**Source material**:
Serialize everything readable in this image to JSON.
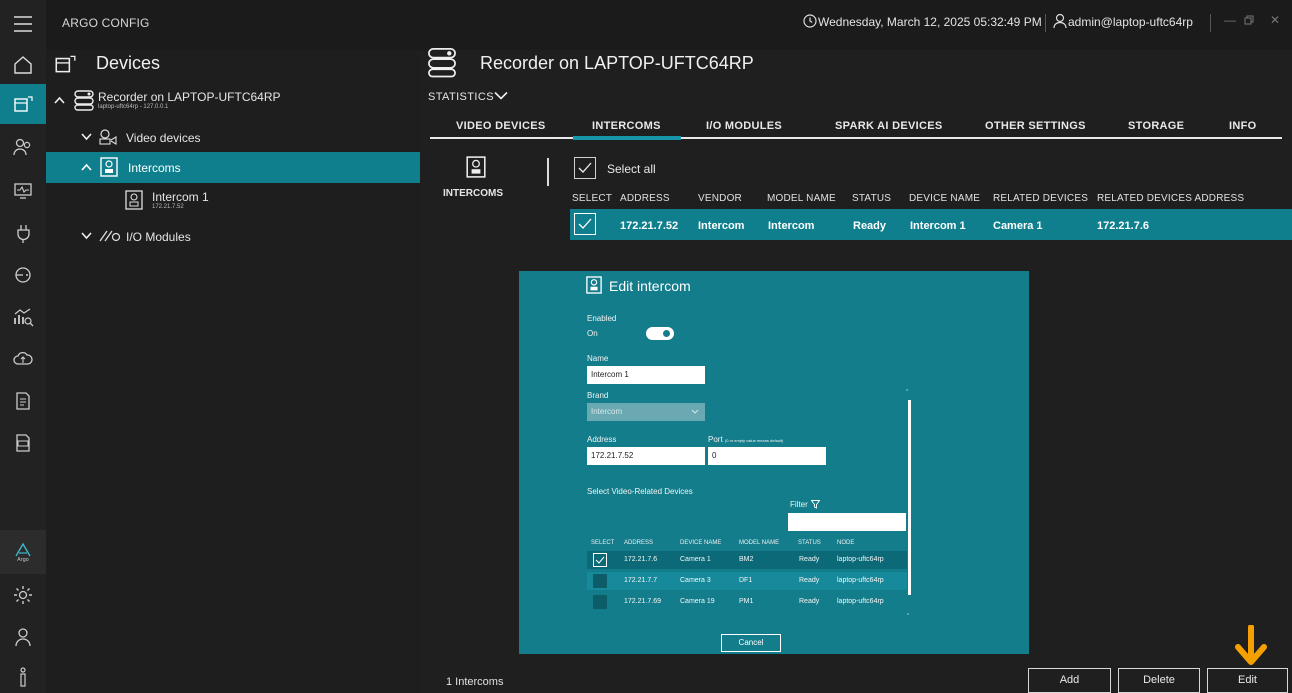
{
  "app": {
    "title": "ARGO CONFIG",
    "datetime": "Wednesday, March 12, 2025 05:32:49 PM",
    "user": "admin@laptop-uftc64rp"
  },
  "sidebar": {
    "title": "Devices",
    "recorder": {
      "label": "Recorder on LAPTOP-UFTC64RP",
      "sub": "laptop-uftc64rp - 127.0.0.1"
    },
    "video_devices": "Video devices",
    "intercoms": "Intercoms",
    "intercom1": {
      "label": "Intercom 1",
      "sub": "172.21.7.52"
    },
    "io_modules": "I/O Modules"
  },
  "main": {
    "title": "Recorder on LAPTOP-UFTC64RP",
    "statistics": "STATISTICS",
    "tabs": [
      "VIDEO DEVICES",
      "INTERCOMS",
      "I/O MODULES",
      "SPARK AI DEVICES",
      "OTHER SETTINGS",
      "STORAGE",
      "INFO"
    ],
    "active_tab": "INTERCOMS",
    "category_label": "INTERCOMS",
    "select_all": "Select all",
    "columns": [
      "SELECT",
      "ADDRESS",
      "VENDOR",
      "MODEL NAME",
      "STATUS",
      "DEVICE NAME",
      "RELATED DEVICES",
      "RELATED DEVICES ADDRESS"
    ],
    "rows": [
      {
        "checked": true,
        "address": "172.21.7.52",
        "vendor": "Intercom",
        "model": "Intercom",
        "status": "Ready",
        "device_name": "Intercom 1",
        "related": "Camera 1",
        "related_address": "172.21.7.6"
      }
    ],
    "count": "1 Intercoms",
    "buttons": {
      "add": "Add",
      "delete": "Delete",
      "edit": "Edit"
    }
  },
  "dialog": {
    "title": "Edit intercom",
    "enabled_label": "Enabled",
    "enabled_state": "On",
    "enabled": true,
    "name_label": "Name",
    "name_value": "Intercom 1",
    "brand_label": "Brand",
    "brand_value": "Intercom",
    "address_label": "Address",
    "address_value": "172.21.7.52",
    "port_label": "Port",
    "port_hint": "(0 or empty value means default)",
    "port_value": "0",
    "related_label": "Select Video-Related Devices",
    "filter_label": "Filter",
    "filter_value": "",
    "columns": [
      "SELECT",
      "ADDRESS",
      "DEVICE NAME",
      "MODEL NAME",
      "STATUS",
      "NODE"
    ],
    "rows": [
      {
        "checked": true,
        "address": "172.21.7.6",
        "device_name": "Camera 1",
        "model": "BM2",
        "status": "Ready",
        "node": "laptop-uftc64rp"
      },
      {
        "checked": false,
        "address": "172.21.7.7",
        "device_name": "Camera 3",
        "model": "DF1",
        "status": "Ready",
        "node": "laptop-uftc64rp"
      },
      {
        "checked": false,
        "address": "172.21.7.69",
        "device_name": "Camera 19",
        "model": "PM1",
        "status": "Ready",
        "node": "laptop-uftc64rp"
      }
    ],
    "cancel": "Cancel"
  },
  "colors": {
    "accent": "#0f7f8e",
    "dialog_bg": "#137d8c",
    "highlight_arrow": "#f5a000"
  },
  "icons": [
    "menu-icon",
    "home-icon",
    "devices-icon",
    "users-icon",
    "monitor-icon",
    "plug-icon",
    "intercom-icon",
    "analytics-icon",
    "cloud-icon",
    "report-icon",
    "log-icon",
    "argo-logo",
    "gear-icon",
    "user-icon",
    "info-icon",
    "list-icon",
    "clock-icon",
    "recorder-icon",
    "camera-icon",
    "io-module-icon",
    "chevron-down-icon",
    "chevron-up-icon",
    "filter-icon",
    "arrow-down-icon"
  ]
}
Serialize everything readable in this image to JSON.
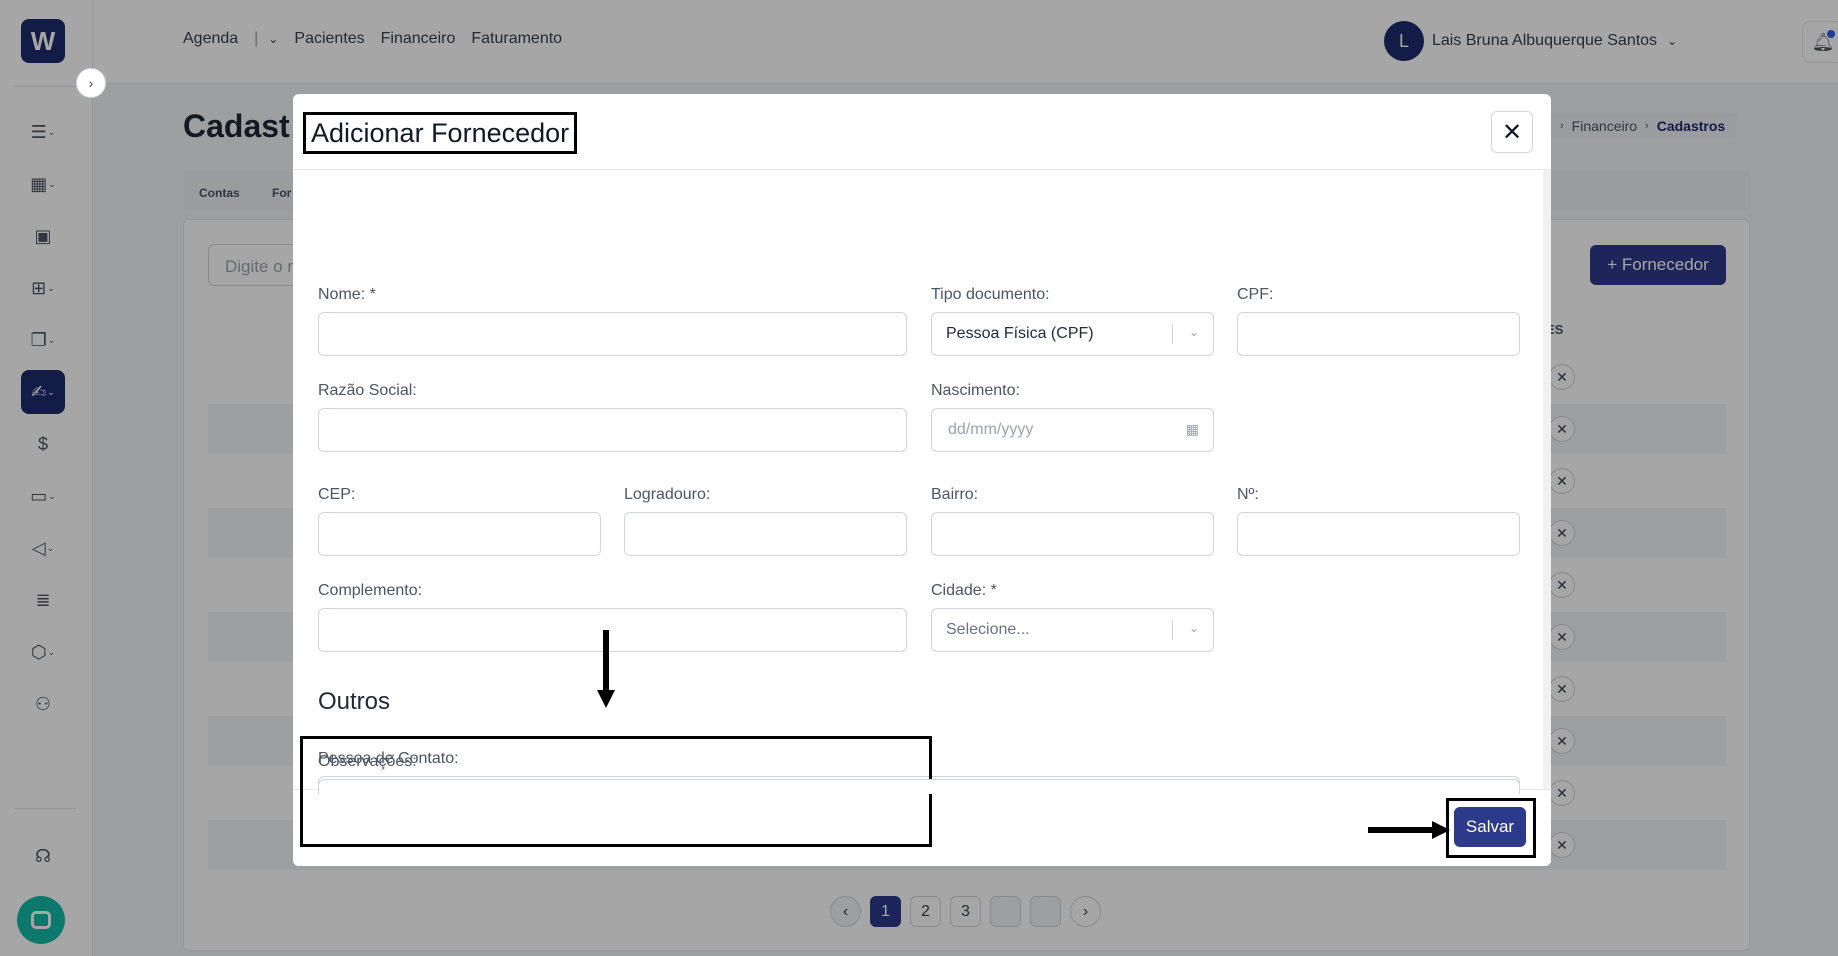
{
  "nav": {
    "agenda": "Agenda",
    "pacientes": "Pacientes",
    "financeiro": "Financeiro",
    "faturamento": "Faturamento"
  },
  "user": {
    "initial": "L",
    "name": "Lais Bruna Albuquerque Santos"
  },
  "page": {
    "title": "Cadast",
    "breadcrumb": {
      "financeiro": "Financeiro",
      "cadastros": "Cadastros"
    },
    "tabs": {
      "contas": "Contas",
      "fornecedores": "For"
    },
    "search_placeholder": "Digite o n",
    "add_button": "+ Fornecedor",
    "column_head": "ES",
    "pagination": [
      "1",
      "2",
      "3"
    ]
  },
  "modal": {
    "title": "Adicionar Fornecedor",
    "labels": {
      "nome": "Nome: *",
      "tipo_documento": "Tipo documento:",
      "cpf": "CPF:",
      "razao_social": "Razão Social:",
      "nascimento": "Nascimento:",
      "cep": "CEP:",
      "logradouro": "Logradouro:",
      "bairro": "Bairro:",
      "numero": "Nº:",
      "complemento": "Complemento:",
      "cidade": "Cidade: *",
      "pessoa_contato": "Pessoa de Contato:",
      "observacoes": "Observações:"
    },
    "values": {
      "tipo_documento": "Pessoa Física (CPF)",
      "nascimento_placeholder": "dd/mm/yyyy",
      "cidade_placeholder": "Selecione..."
    },
    "section_outros": "Outros",
    "save_button": "Salvar"
  },
  "colors": {
    "brand": "#1e2a6e",
    "primary_button": "#2d3a8c",
    "chat": "#14b8a6"
  },
  "icons": [
    "menu-list-icon",
    "calendar-icon",
    "id-card-icon",
    "briefcase-icon",
    "documents-icon",
    "handshake-icon",
    "dollar-icon",
    "monitor-icon",
    "megaphone-icon",
    "news-icon",
    "box-icon",
    "users-icon",
    "headset-icon",
    "chat-icon",
    "bell-icon"
  ]
}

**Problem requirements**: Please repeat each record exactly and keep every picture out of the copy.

**Written response**:
Serialize everything readable in this image to JSON.
{
  "app": {
    "title": "ARGO CONFIG",
    "datetime": "Wednesday, March 12, 2025 05:32:49 PM",
    "user": "admin@laptop-uftc64rp"
  },
  "sidebar": {
    "title": "Devices",
    "recorder": {
      "label": "Recorder on LAPTOP-UFTC64RP",
      "sub": "laptop-uftc64rp - 127.0.0.1"
    },
    "video_devices": "Video devices",
    "intercoms": "Intercoms",
    "intercom1": {
      "label": "Intercom 1",
      "sub": "172.21.7.52"
    },
    "io_modules": "I/O Modules"
  },
  "main": {
    "title": "Recorder on LAPTOP-UFTC64RP",
    "statistics": "STATISTICS",
    "tabs": [
      "VIDEO DEVICES",
      "INTERCOMS",
      "I/O MODULES",
      "SPARK AI DEVICES",
      "OTHER SETTINGS",
      "STORAGE",
      "INFO"
    ],
    "active_tab": "INTERCOMS",
    "category_label": "INTERCOMS",
    "select_all": "Select all",
    "columns": [
      "SELECT",
      "ADDRESS",
      "VENDOR",
      "MODEL NAME",
      "STATUS",
      "DEVICE NAME",
      "RELATED DEVICES",
      "RELATED DEVICES ADDRESS"
    ],
    "rows": [
      {
        "checked": true,
        "address": "172.21.7.52",
        "vendor": "Intercom",
        "model": "Intercom",
        "status": "Ready",
        "device_name": "Intercom 1",
        "related": "Camera 1",
        "related_address": "172.21.7.6"
      }
    ],
    "count": "1 Intercoms",
    "buttons": {
      "add": "Add",
      "delete": "Delete",
      "edit": "Edit"
    }
  },
  "dialog": {
    "title": "Edit intercom",
    "enabled_label": "Enabled",
    "enabled_state": "On",
    "enabled": true,
    "name_label": "Name",
    "name_value": "Intercom 1",
    "brand_label": "Brand",
    "brand_value": "Intercom",
    "address_label": "Address",
    "address_value": "172.21.7.52",
    "port_label": "Port",
    "port_hint": "(0 or empty value means default)",
    "port_value": "0",
    "related_label": "Select Video-Related Devices",
    "filter_label": "Filter",
    "filter_value": "",
    "columns": [
      "SELECT",
      "ADDRESS",
      "DEVICE NAME",
      "MODEL NAME",
      "STATUS",
      "NODE"
    ],
    "rows": [
      {
        "checked": true,
        "address": "172.21.7.6",
        "device_name": "Camera 1",
        "model": "BM2",
        "status": "Ready",
        "node": "laptop-uftc64rp"
      },
      {
        "checked": false,
        "address": "172.21.7.7",
        "device_name": "Camera 3",
        "model": "DF1",
        "status": "Ready",
        "node": "laptop-uftc64rp"
      },
      {
        "checked": false,
        "address": "172.21.7.69",
        "device_name": "Camera 19",
        "model": "PM1",
        "status": "Ready",
        "node": "laptop-uftc64rp"
      }
    ],
    "cancel": "Cancel"
  },
  "colors": {
    "accent": "#0f7f8e",
    "dialog_bg": "#137d8c",
    "highlight_arrow": "#f5a000"
  },
  "icons": [
    "menu-icon",
    "home-icon",
    "devices-icon",
    "users-icon",
    "monitor-icon",
    "plug-icon",
    "intercom-icon",
    "analytics-icon",
    "cloud-icon",
    "report-icon",
    "log-icon",
    "argo-logo",
    "gear-icon",
    "user-icon",
    "info-icon",
    "list-icon",
    "clock-icon",
    "recorder-icon",
    "camera-icon",
    "io-module-icon",
    "chevron-down-icon",
    "chevron-up-icon",
    "filter-icon",
    "arrow-down-icon"
  ]
}
Serialize everything readable in this image to JSON.
{
  "nav": {
    "agenda": "Agenda",
    "pacientes": "Pacientes",
    "financeiro": "Financeiro",
    "faturamento": "Faturamento"
  },
  "user": {
    "initial": "L",
    "name": "Lais Bruna Albuquerque Santos"
  },
  "page": {
    "title": "Cadast",
    "breadcrumb": {
      "financeiro": "Financeiro",
      "cadastros": "Cadastros"
    },
    "tabs": {
      "contas": "Contas",
      "fornecedores": "For"
    },
    "search_placeholder": "Digite o n",
    "add_button": "+ Fornecedor",
    "column_head": "ES",
    "pagination": [
      "1",
      "2",
      "3"
    ]
  },
  "modal": {
    "title": "Adicionar Fornecedor",
    "labels": {
      "nome": "Nome: *",
      "tipo_documento": "Tipo documento:",
      "cpf": "CPF:",
      "razao_social": "Razão Social:",
      "nascimento": "Nascimento:",
      "cep": "CEP:",
      "logradouro": "Logradouro:",
      "bairro": "Bairro:",
      "numero": "Nº:",
      "complemento": "Complemento:",
      "cidade": "Cidade: *",
      "pessoa_contato": "Pessoa de Contato:",
      "observacoes": "Observações:"
    },
    "values": {
      "tipo_documento": "Pessoa Física (CPF)",
      "nascimento_placeholder": "dd/mm/yyyy",
      "cidade_placeholder": "Selecione..."
    },
    "section_outros": "Outros",
    "save_button": "Salvar"
  },
  "colors": {
    "brand": "#1e2a6e",
    "primary_button": "#2d3a8c",
    "chat": "#14b8a6"
  },
  "icons": [
    "menu-list-icon",
    "calendar-icon",
    "id-card-icon",
    "briefcase-icon",
    "documents-icon",
    "handshake-icon",
    "dollar-icon",
    "monitor-icon",
    "megaphone-icon",
    "news-icon",
    "box-icon",
    "users-icon",
    "headset-icon",
    "chat-icon",
    "bell-icon"
  ]
}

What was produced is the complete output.